Published research Immunisation Infectious Diseases Infectious Diseases Epidemiology COVID-19
December 2021

Personal network inference unveils heterogeneous immune response patterns to viral infection in children with acute wheezing

Human rhinovirus (RV)-induced exacerbations of asthma and wheeze are a major cause of emergency room presentations and hospital admissions among children. Previous studies have shown that immune response patterns during these exacerbations are heterogeneous and are characterized by the presence or absence of robust interferon responses.

Published research Systems Immunology ORIGINS P4 Respiratory Health for Kids Children’s Respiratory Science Immune system Respiratory viral infections
November 2021

Consensus guidelines for improving patients' understanding of invasive fungal disease and related risk prevention in the haematology/oncology setting, 2021

Patients with invasive fungal disease (IFD) are at significant risk of morbidity and mortality. A productive partnership between patients, their carers/families, and the multidisciplinary team managing the infection and any underlying conditions, is essential.

Published research Skin Infections Infectious Diseases Epidemiology
December 2021

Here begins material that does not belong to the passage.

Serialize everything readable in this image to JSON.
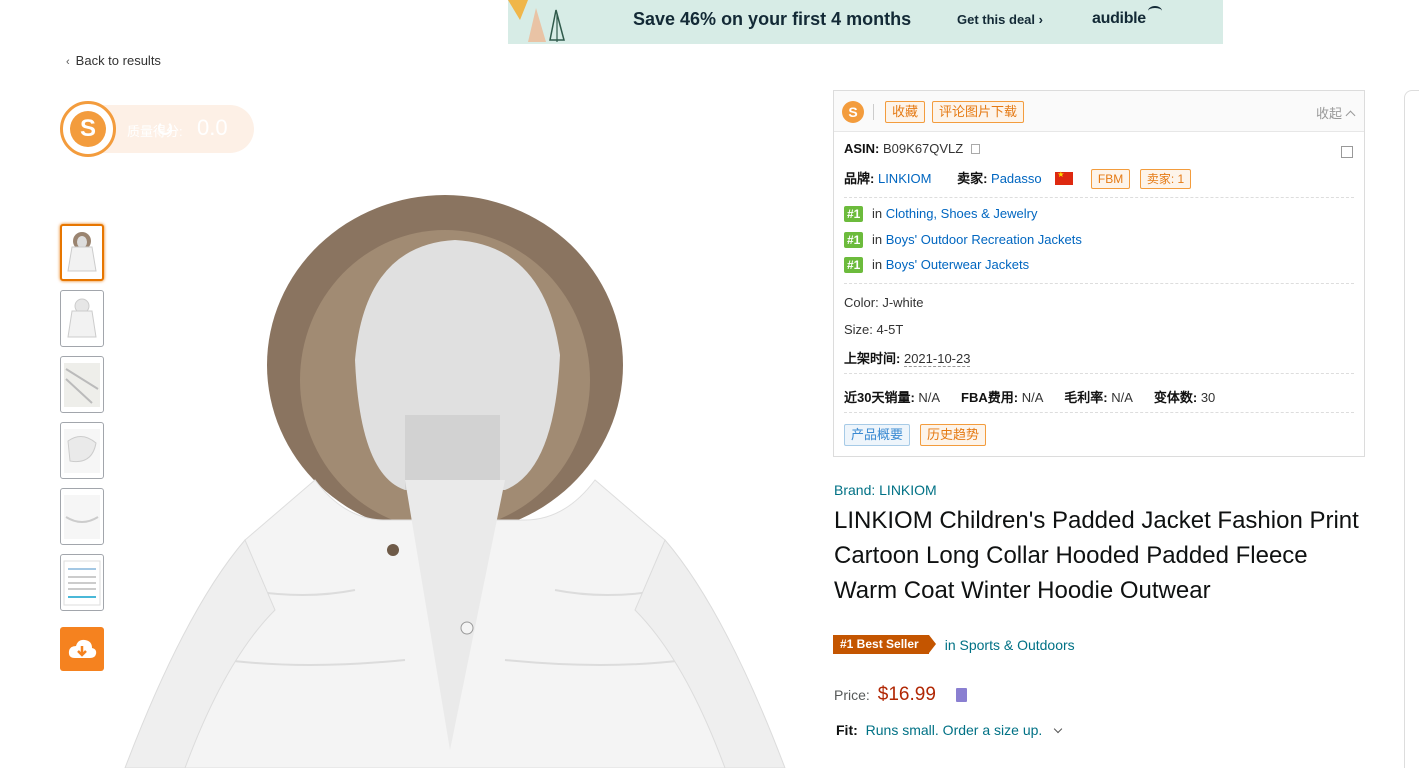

A multifaceted approach increased staff confidence to develop outside of school hours care as a health promoting setting

Outside-of-school-hours-care (OSHC) services are well positioned to influence the health behaviours of 489, 800 Australian children, and are an important setting for health promotion given the current rates of childhood overweight and obesity and associated health risks. OSHC Professionals are ideally placed to become positive influencers in this setting, although they may require training and support to confidently perform this role.

Published research Nutrition

Glenn Pearson

Director of Aboriginal Health

BA (Education) PhD Candidate

Stephen Zubrick

Honorary Emeritus Research Fellow


Liz Davis

Head, Chronic & Severe Diseases Research Focus Area; Clinical Lead, Diabetes and Obesity Research


Deborah Strickland

Research Focus Area Head, Early Environment